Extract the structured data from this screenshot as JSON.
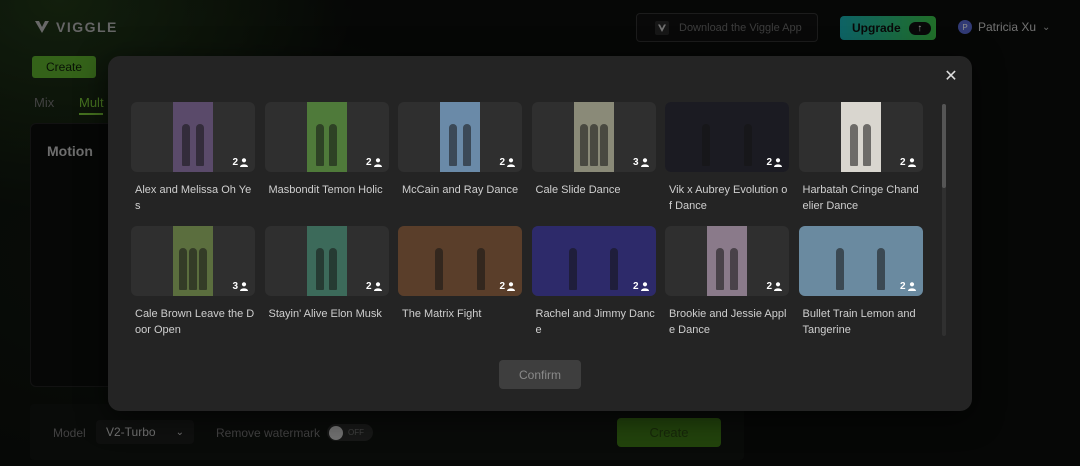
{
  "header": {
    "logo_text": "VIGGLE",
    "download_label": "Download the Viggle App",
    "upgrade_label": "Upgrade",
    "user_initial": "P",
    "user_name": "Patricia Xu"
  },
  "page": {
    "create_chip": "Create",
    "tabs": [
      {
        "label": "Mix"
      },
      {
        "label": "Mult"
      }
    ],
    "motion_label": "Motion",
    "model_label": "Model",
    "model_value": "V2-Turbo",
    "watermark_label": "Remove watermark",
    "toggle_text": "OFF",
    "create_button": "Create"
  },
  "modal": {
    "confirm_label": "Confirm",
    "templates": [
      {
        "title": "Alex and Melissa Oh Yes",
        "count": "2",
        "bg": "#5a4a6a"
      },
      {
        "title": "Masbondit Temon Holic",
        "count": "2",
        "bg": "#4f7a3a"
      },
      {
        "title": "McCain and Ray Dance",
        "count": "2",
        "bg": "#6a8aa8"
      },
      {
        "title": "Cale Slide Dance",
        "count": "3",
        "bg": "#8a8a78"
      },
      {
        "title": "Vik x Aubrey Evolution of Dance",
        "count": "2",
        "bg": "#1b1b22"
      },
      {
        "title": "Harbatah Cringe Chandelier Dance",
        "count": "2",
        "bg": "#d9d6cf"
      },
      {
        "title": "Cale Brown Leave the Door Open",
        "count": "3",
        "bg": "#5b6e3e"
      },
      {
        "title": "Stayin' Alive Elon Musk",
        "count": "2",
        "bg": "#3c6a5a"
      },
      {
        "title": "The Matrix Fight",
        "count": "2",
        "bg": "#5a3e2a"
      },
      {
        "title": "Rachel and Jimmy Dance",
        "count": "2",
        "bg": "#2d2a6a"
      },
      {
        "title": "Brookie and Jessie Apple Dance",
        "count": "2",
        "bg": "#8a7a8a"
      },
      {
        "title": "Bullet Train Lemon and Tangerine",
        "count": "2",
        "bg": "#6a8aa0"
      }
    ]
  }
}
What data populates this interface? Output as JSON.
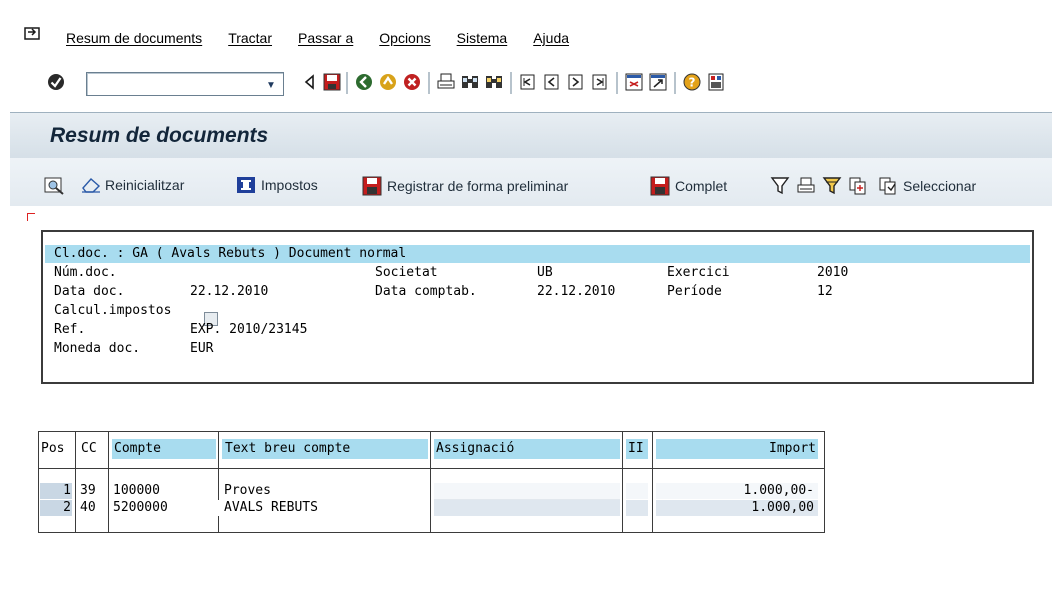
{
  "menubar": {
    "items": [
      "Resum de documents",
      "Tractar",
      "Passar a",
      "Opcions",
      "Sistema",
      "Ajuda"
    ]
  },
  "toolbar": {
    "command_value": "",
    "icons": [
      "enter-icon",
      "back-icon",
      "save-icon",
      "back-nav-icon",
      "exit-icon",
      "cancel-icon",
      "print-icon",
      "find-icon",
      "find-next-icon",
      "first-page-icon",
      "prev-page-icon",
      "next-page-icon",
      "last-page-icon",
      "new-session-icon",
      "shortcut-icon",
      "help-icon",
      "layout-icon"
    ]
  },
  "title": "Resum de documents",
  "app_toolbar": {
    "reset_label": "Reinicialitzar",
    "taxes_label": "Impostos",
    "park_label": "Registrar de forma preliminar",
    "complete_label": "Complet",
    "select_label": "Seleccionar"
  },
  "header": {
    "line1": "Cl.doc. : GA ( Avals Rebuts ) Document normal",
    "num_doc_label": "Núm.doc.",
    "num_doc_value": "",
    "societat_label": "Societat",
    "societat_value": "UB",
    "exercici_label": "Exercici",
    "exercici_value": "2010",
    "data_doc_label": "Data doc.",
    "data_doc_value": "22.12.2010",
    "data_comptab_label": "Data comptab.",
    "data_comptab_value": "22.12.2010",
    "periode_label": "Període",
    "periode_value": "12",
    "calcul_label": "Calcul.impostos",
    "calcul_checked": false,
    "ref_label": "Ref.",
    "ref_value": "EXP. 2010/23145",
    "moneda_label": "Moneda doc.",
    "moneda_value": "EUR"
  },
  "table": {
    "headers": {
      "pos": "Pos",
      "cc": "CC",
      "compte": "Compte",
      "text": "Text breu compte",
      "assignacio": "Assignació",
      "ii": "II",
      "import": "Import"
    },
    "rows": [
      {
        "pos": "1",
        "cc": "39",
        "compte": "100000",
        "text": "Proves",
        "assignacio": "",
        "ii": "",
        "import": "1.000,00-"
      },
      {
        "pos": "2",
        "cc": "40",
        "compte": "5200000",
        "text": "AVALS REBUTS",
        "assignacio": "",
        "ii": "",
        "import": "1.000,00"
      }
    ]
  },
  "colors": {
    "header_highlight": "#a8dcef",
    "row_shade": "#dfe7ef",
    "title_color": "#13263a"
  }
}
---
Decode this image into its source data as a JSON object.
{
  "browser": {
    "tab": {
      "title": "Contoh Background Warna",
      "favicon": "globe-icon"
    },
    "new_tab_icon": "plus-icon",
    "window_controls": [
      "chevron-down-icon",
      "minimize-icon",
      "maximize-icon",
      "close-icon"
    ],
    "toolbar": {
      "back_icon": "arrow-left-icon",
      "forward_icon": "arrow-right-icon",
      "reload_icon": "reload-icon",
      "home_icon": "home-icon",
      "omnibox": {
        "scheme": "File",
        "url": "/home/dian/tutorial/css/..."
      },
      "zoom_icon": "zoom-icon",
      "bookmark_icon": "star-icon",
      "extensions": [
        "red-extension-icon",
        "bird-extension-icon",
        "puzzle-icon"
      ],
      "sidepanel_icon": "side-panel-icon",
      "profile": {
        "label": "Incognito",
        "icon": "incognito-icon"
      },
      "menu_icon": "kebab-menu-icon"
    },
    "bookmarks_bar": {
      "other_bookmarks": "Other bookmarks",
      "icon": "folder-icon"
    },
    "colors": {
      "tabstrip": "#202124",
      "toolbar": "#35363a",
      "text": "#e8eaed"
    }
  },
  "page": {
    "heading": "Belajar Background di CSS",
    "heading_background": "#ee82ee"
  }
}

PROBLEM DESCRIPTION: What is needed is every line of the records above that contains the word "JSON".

EXERCISE ANSWER:
Extract the structured data from this screenshot as JSON.
What data populates this interface? Output as JSON.
Decode this image into its source data as a JSON object.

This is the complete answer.